As the Baby Boomer generation ages, the number of senior citizens as a proportion of the overall electorate is going to reach record numbers. This fact prompted Brittany Bramlett to ask: When senior citizens make up a large proportion of the local population, are they politically more powerful, or are they perhaps more powerless? In Senior Power or Senior Peril, Bramlett examines the assertions that the increasing number of older adult-concentrated communities across the United States form a growing bloc of senior power that will influence the redistribution of particularized welfare benefits to older adults at the expense of younger people. However, others suggest that political influence declines with old age. Bramlett uses interviews and on-site research at various senior communities to explore what qualities make an aged community politically unique, and the impact of the local aged context on residents' political knowledge, safety-net policy attitudes, efficacy, and political activity. This path-breaking book identifies the political behaviors, attitudes, and political consciousness of both older and younger residents as it recounts the perceived and actual political power of seniors. In the series The Social Logic of Politics, edited by Scott McClurg
2 Aged Communities
3 What Makes an Aged Community?
4 Conserving Political Knowledge
5 Unconventional Attitudes
6 Powerful or Powerless?
7 Participation or Retreatism?
Appendix: Supplemental Tables for Chapters 4, 5, and 6

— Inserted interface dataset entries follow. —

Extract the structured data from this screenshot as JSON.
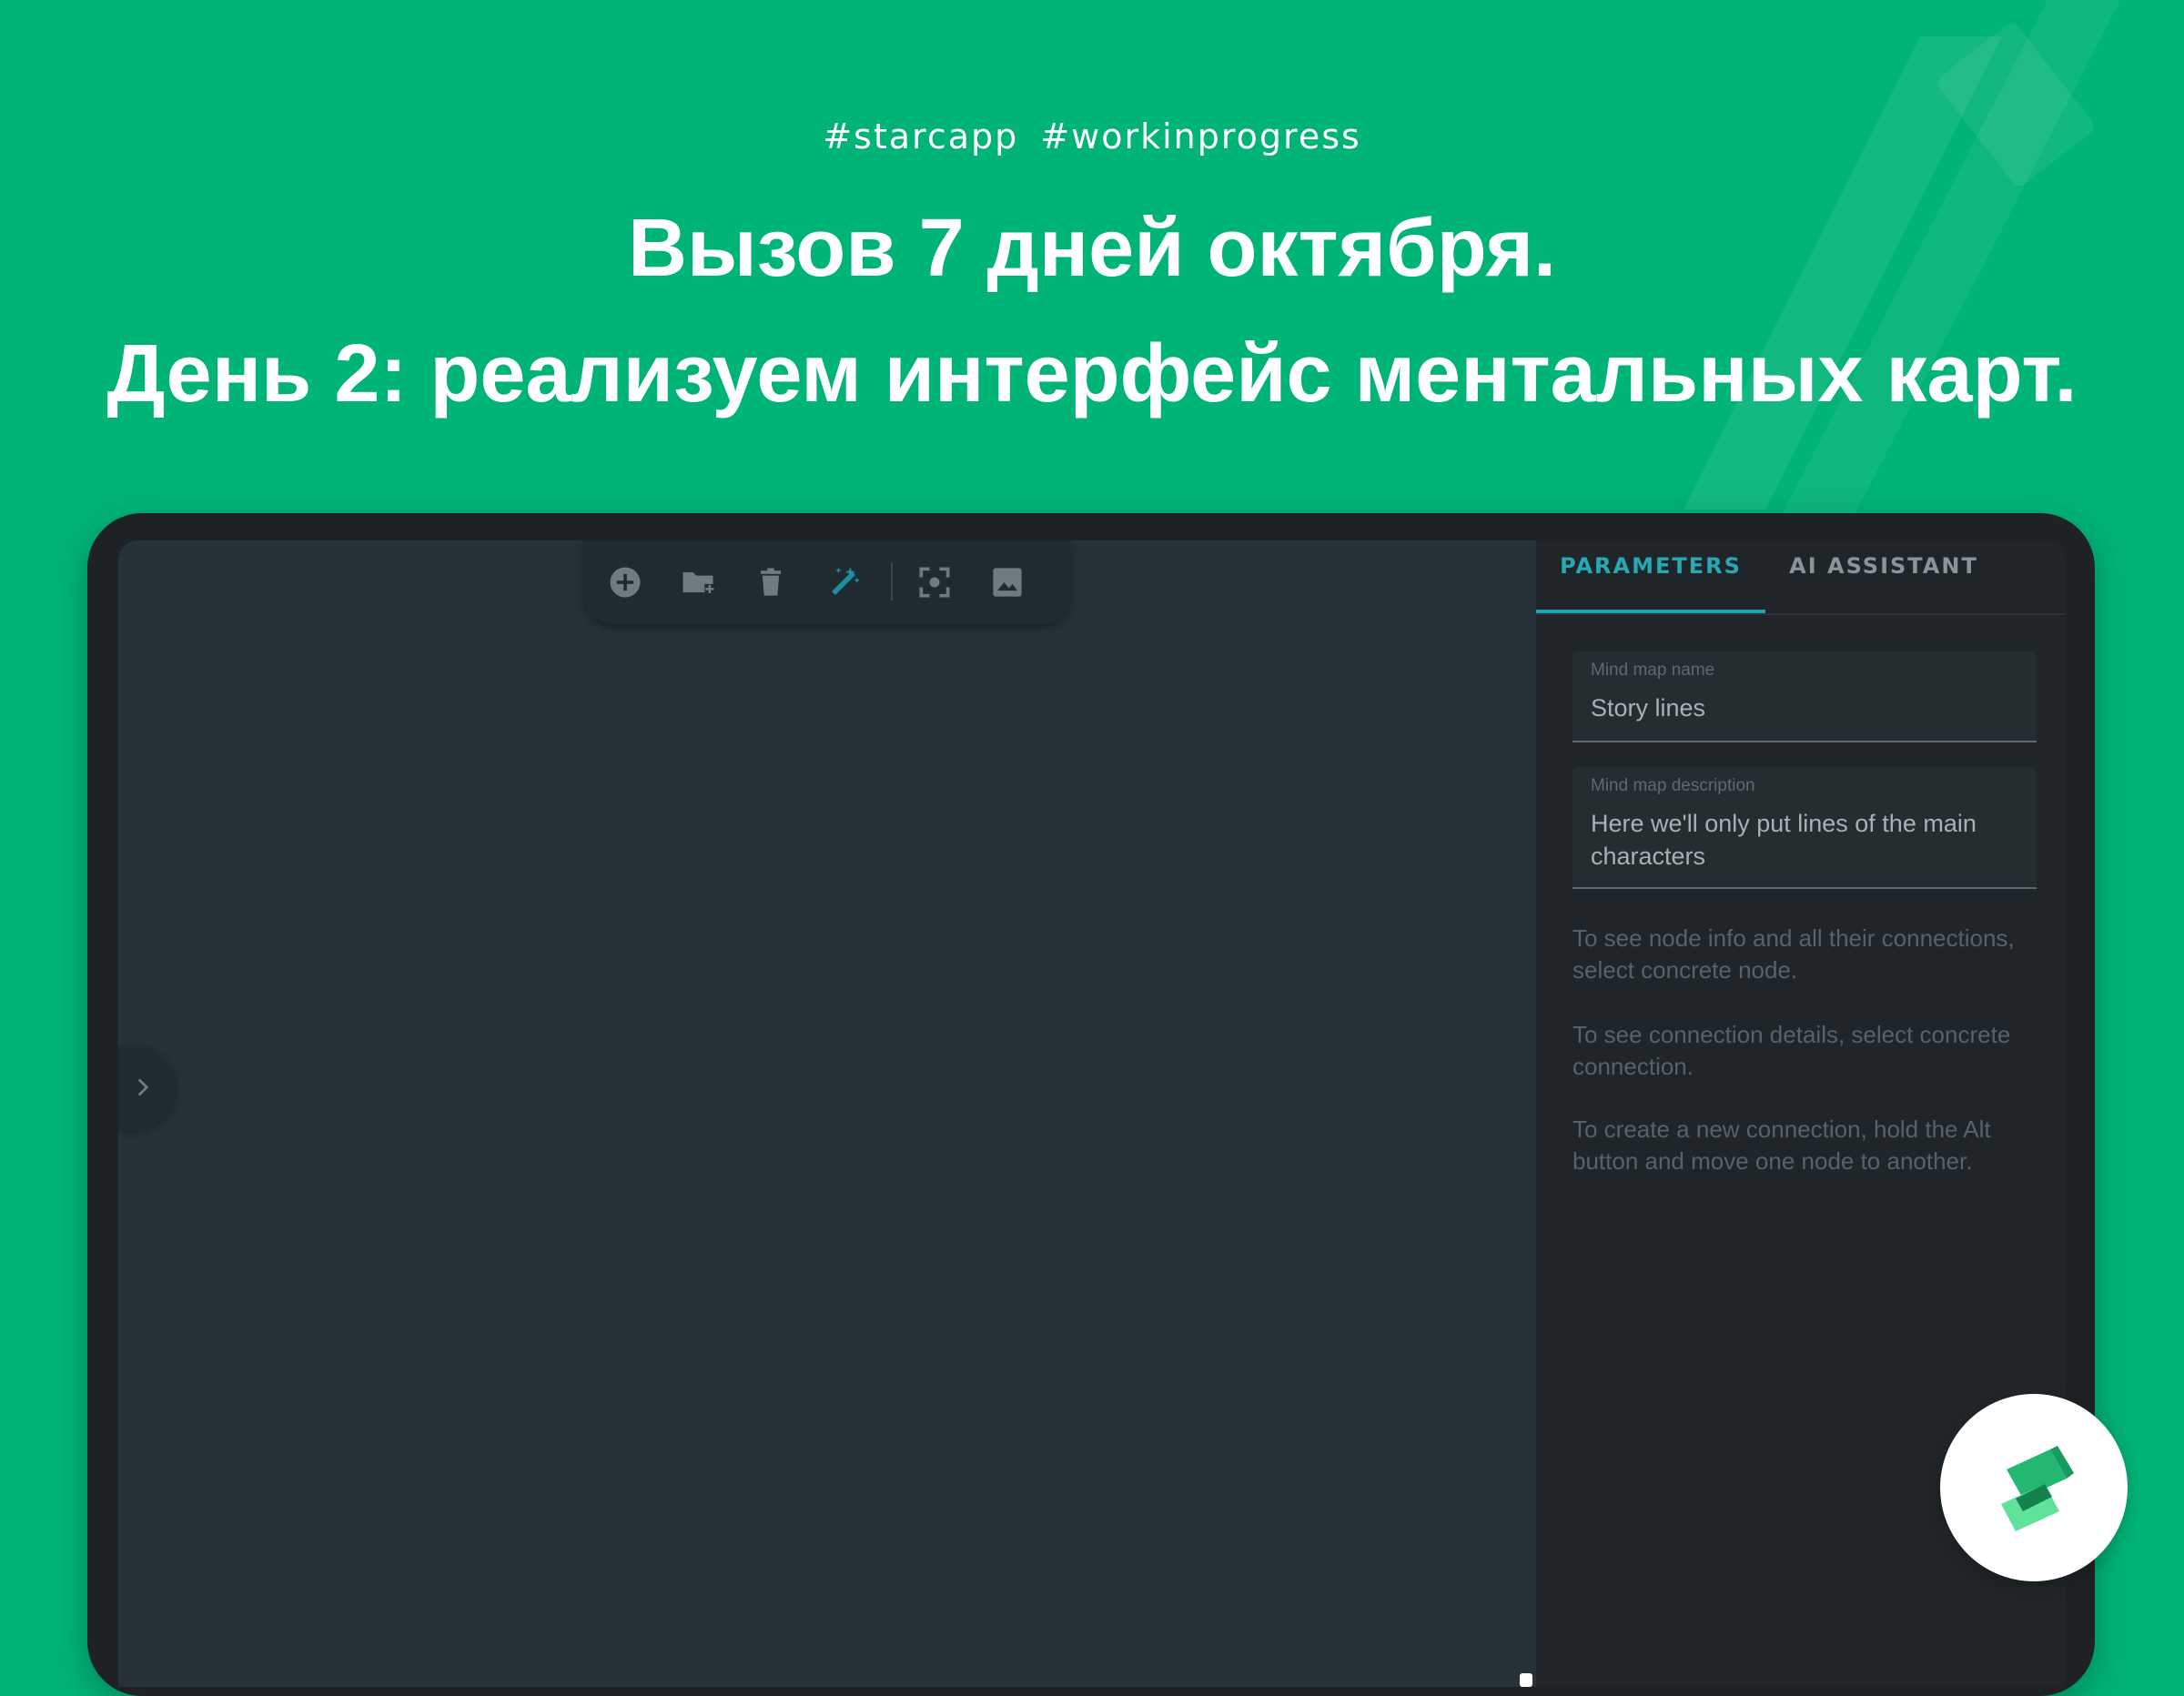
{
  "banner": {
    "hashtags": "#starcapp  #workinprogress",
    "headline_line1": "Вызов 7 дней октября.",
    "headline_line2": "День 2: реализуем интерфейс ментальных карт."
  },
  "colors": {
    "background": "#00b377",
    "canvas": "#263238",
    "panel": "#1f2528",
    "accent": "#26a9b5",
    "icon_gray": "#6f7b80"
  },
  "toolbar": {
    "icons": [
      "add-circle-icon",
      "new-folder-icon",
      "trash-icon",
      "magic-wand-icon",
      "fit-view-icon",
      "image-export-icon"
    ]
  },
  "side_toggle": {
    "icon": "chevron-right-icon"
  },
  "panel": {
    "tabs": [
      {
        "label": "PARAMETERS",
        "active": true
      },
      {
        "label": "AI ASSISTANT",
        "active": false
      }
    ],
    "name_field": {
      "label": "Mind map name",
      "value": "Story lines"
    },
    "description_field": {
      "label": "Mind map description",
      "value": "Here we'll only put lines of the main characters"
    },
    "hints": [
      "To see node info and all their connections, select concrete node.",
      "To see connection details, select concrete connection.",
      "To create a new connection, hold the Alt button and move one node to another."
    ]
  },
  "logo": {
    "icon": "starcapp-logo-icon"
  }
}
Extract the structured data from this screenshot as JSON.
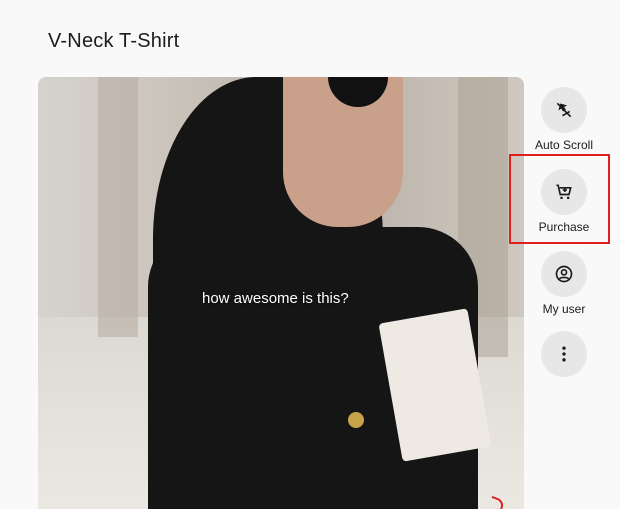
{
  "header": {
    "title": "V-Neck T-Shirt"
  },
  "video": {
    "caption": "how awesome is this?"
  },
  "actions": [
    {
      "label": "Auto Scroll",
      "icon": "auto-scroll-icon"
    },
    {
      "label": "Purchase",
      "icon": "cart-add-icon"
    },
    {
      "label": "My user",
      "icon": "user-icon"
    },
    {
      "label": "",
      "icon": "more-vertical-icon"
    }
  ],
  "colors": {
    "highlight": "#e02020",
    "action_bg": "#e7e7e7",
    "page_bg": "#f9f9f9"
  }
}
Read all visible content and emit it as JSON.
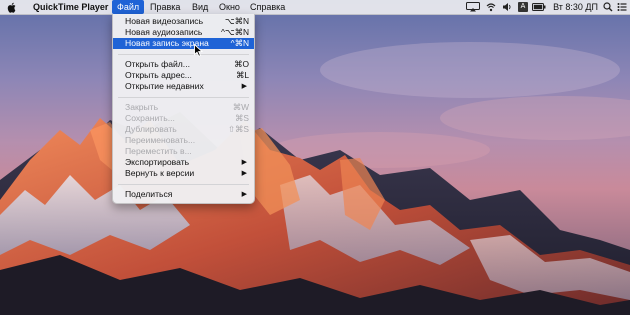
{
  "menubar": {
    "app_name": "QuickTime Player",
    "menus": [
      "Файл",
      "Правка",
      "Вид",
      "Окно",
      "Справка"
    ],
    "active_menu": "Файл",
    "input_source": "A",
    "clock": "Вт 8:30 ДП"
  },
  "file_menu": {
    "items": [
      {
        "label": "Новая видеозапись",
        "shortcut": "⌥⌘N"
      },
      {
        "label": "Новая аудиозапись",
        "shortcut": "^⌥⌘N"
      },
      {
        "label": "Новая запись экрана",
        "shortcut": "^⌘N"
      },
      {
        "label": "Открыть файл...",
        "shortcut": "⌘O"
      },
      {
        "label": "Открыть адрес...",
        "shortcut": "⌘L"
      },
      {
        "label": "Открытие недавних",
        "shortcut": ""
      },
      {
        "label": "Закрыть",
        "shortcut": "⌘W"
      },
      {
        "label": "Сохранить...",
        "shortcut": "⌘S"
      },
      {
        "label": "Дублировать",
        "shortcut": "⇧⌘S"
      },
      {
        "label": "Переименовать...",
        "shortcut": ""
      },
      {
        "label": "Переместить в...",
        "shortcut": ""
      },
      {
        "label": "Экспортировать",
        "shortcut": ""
      },
      {
        "label": "Вернуть к версии",
        "shortcut": ""
      },
      {
        "label": "Поделиться",
        "shortcut": ""
      }
    ]
  },
  "colors": {
    "highlight": "#1f63d6",
    "disabled_text": "#a9a9ad"
  }
}
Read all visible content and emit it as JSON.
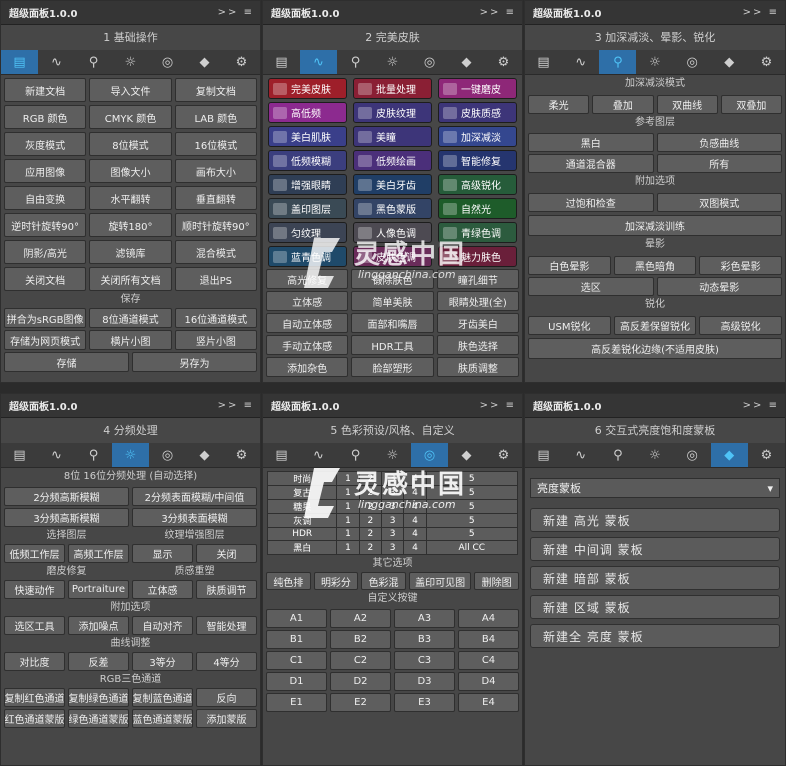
{
  "panel_title": "超级面板1.0.0",
  "collapse_glyph": ">> ≡",
  "tab_icons": [
    "document-icon",
    "pulse-icon",
    "search-icon",
    "sun-icon",
    "color-circles-icon",
    "diamond-icon",
    "gear-icon"
  ],
  "tab_glyphs": [
    "▤",
    "∿",
    "⚲",
    "☼",
    "◎",
    "◆",
    "⚙"
  ],
  "p1": {
    "heading": "1 基础操作",
    "rows": [
      [
        "新建文档",
        "导入文件",
        "复制文档"
      ],
      [
        "RGB 颜色",
        "CMYK 颜色",
        "LAB 颜色"
      ],
      [
        "灰度模式",
        "8位模式",
        "16位模式"
      ],
      [
        "应用图像",
        "图像大小",
        "画布大小"
      ],
      [
        "自由变换",
        "水平翻转",
        "垂直翻转"
      ],
      [
        "逆时针旋转90°",
        "旋转180°",
        "顺时针旋转90°"
      ],
      [
        "阴影/高光",
        "滤镜库",
        "混合模式"
      ],
      [
        "关闭文档",
        "关闭所有文档",
        "退出PS"
      ]
    ],
    "save_label": "保存",
    "save_rows": [
      [
        "拼合为sRGB图像",
        "8位通道模式",
        "16位通道模式"
      ],
      [
        "存储为网页模式",
        "横片小图",
        "竖片小图"
      ]
    ],
    "last": [
      "存储",
      "另存为"
    ]
  },
  "p2": {
    "heading": "2 完美皮肤",
    "colored": [
      [
        "完美皮肤",
        "批量处理",
        "一键磨皮"
      ],
      [
        "高低频",
        "皮肤纹理",
        "皮肤质感"
      ],
      [
        "美白肌肤",
        "美瞳",
        "加深减淡"
      ],
      [
        "低频模糊",
        "低频绘画",
        "智能修复"
      ],
      [
        "增强眼睛",
        "美白牙齿",
        "高级锐化"
      ],
      [
        "盖印图层",
        "黑色蒙版",
        "自然光"
      ],
      [
        "匀纹理",
        "人像色调",
        "青绿色调"
      ],
      [
        "蓝青色调",
        "皮肤色调",
        "魅力肤色"
      ]
    ],
    "colors": [
      [
        "#9e1f2a",
        "#8a1f34",
        "#8e2778"
      ],
      [
        "#8c2a8f",
        "#3d3579",
        "#3d3579"
      ],
      [
        "#3a3f8a",
        "#3d3579",
        "#34478f"
      ],
      [
        "#3b3e7e",
        "#4b2f7a",
        "#25356f"
      ],
      [
        "#2f3e55",
        "#203e66",
        "#265c3a"
      ],
      [
        "#3a4a55",
        "#334466",
        "#1e5c2a"
      ],
      [
        "#3c4454",
        "#4d4a52",
        "#2c5b3e"
      ],
      [
        "#1f4a6a",
        "#6a2c5a",
        "#6a1f3a"
      ]
    ],
    "rows": [
      [
        "高光修复",
        "锻除肤色",
        "瞳孔细节"
      ],
      [
        "立体感",
        "简单美肤",
        "眼睛处理(全)"
      ],
      [
        "自动立体感",
        "面部和嘴唇",
        "牙齿美白"
      ],
      [
        "手动立体感",
        "HDR工具",
        "肤色选择"
      ],
      [
        "添加杂色",
        "脸部塑形",
        "肤质调整"
      ]
    ]
  },
  "p3": {
    "heading": "3 加深减淡、晕影、锐化",
    "s1": "加深减淡模式",
    "r1": [
      "柔光",
      "叠加",
      "双曲线",
      "双叠加"
    ],
    "s2": "参考图层",
    "r2": [
      [
        "黑白",
        "负感曲线"
      ],
      [
        "通道混合器",
        "所有"
      ]
    ],
    "s3": "附加选项",
    "r3": [
      [
        "过饱和检查",
        "双图模式"
      ]
    ],
    "r3b": "加深减淡训练",
    "s4": "晕影",
    "r4": [
      [
        "白色晕影",
        "黑色暗角",
        "彩色晕影"
      ]
    ],
    "r4b": [
      "选区",
      "动态晕影"
    ],
    "s5": "锐化",
    "r5": [
      "USM锐化",
      "高反差保留锐化",
      "高级锐化"
    ],
    "r5b": "高反差锐化边缘(不适用皮肤)"
  },
  "p4": {
    "heading": "4 分频处理",
    "s1": "8位 16位分频处理 (自动选择)",
    "r1": [
      [
        "2分频高斯模糊",
        "2分频表面模糊/中间值"
      ],
      [
        "3分频高斯模糊",
        "3分频表面模糊"
      ]
    ],
    "s2a": "选择图层",
    "s2b": "纹理增强图层",
    "r2": [
      "低频工作层",
      "高频工作层",
      "显示",
      "关闭"
    ],
    "s3a": "磨皮修复",
    "s3b": "质感重塑",
    "r3": [
      "快速动作",
      "Portraiture",
      "立体感",
      "肤质调节"
    ],
    "s4": "附加选项",
    "r4": [
      "选区工具",
      "添加噪点",
      "自动对齐",
      "智能处理"
    ],
    "s5": "曲线调整",
    "r5": [
      "对比度",
      "反差",
      "3等分",
      "4等分"
    ],
    "s6": "RGB三色通道",
    "r6": [
      "复制红色通道",
      "复制绿色通道",
      "复制蓝色通道",
      "反向"
    ],
    "r7": [
      "红色通道蒙版",
      "绿色通道蒙版",
      "蓝色通道蒙版",
      "添加蒙版"
    ]
  },
  "p5": {
    "heading": "5 色彩预设/风格、自定义",
    "matrix": [
      [
        "时尚",
        "1",
        "2",
        "3",
        "4",
        "5"
      ],
      [
        "复古",
        "1",
        "2",
        "3",
        "4",
        "5"
      ],
      [
        "糖果",
        "1",
        "2",
        "3",
        "4",
        "5"
      ],
      [
        "灰调",
        "1",
        "2",
        "3",
        "4",
        "5"
      ],
      [
        "HDR",
        "1",
        "2",
        "3",
        "4",
        "5"
      ],
      [
        "黑白",
        "1",
        "2",
        "3",
        "4",
        "All CC"
      ]
    ],
    "s1": "其它选项",
    "r1": [
      "纯色排",
      "明彩分",
      "色彩混",
      "盖印可见图",
      "删除图"
    ],
    "s2": "自定义按键",
    "keys": [
      [
        "A1",
        "A2",
        "A3",
        "A4"
      ],
      [
        "B1",
        "B2",
        "B3",
        "B4"
      ],
      [
        "C1",
        "C2",
        "C3",
        "C4"
      ],
      [
        "D1",
        "D2",
        "D3",
        "D4"
      ],
      [
        "E1",
        "E2",
        "E3",
        "E4"
      ]
    ]
  },
  "p6": {
    "heading": "6 交互式亮度饱和度蒙板",
    "select": "亮度蒙板",
    "select_arrow": "▾",
    "buttons": [
      "新建 高光 蒙板",
      "新建 中间调 蒙板",
      "新建 暗部 蒙板",
      "新建 区域 蒙板",
      "新建全 亮度 蒙板"
    ]
  },
  "watermark": {
    "title": "灵感中国",
    "url": "lingganchina.com"
  }
}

"It is refreshing to see such a well written and thoughtful treatment of age from a contextual perspective. I have not seen anything like this, and it is sorely needed in the literature." --Joshua Dyck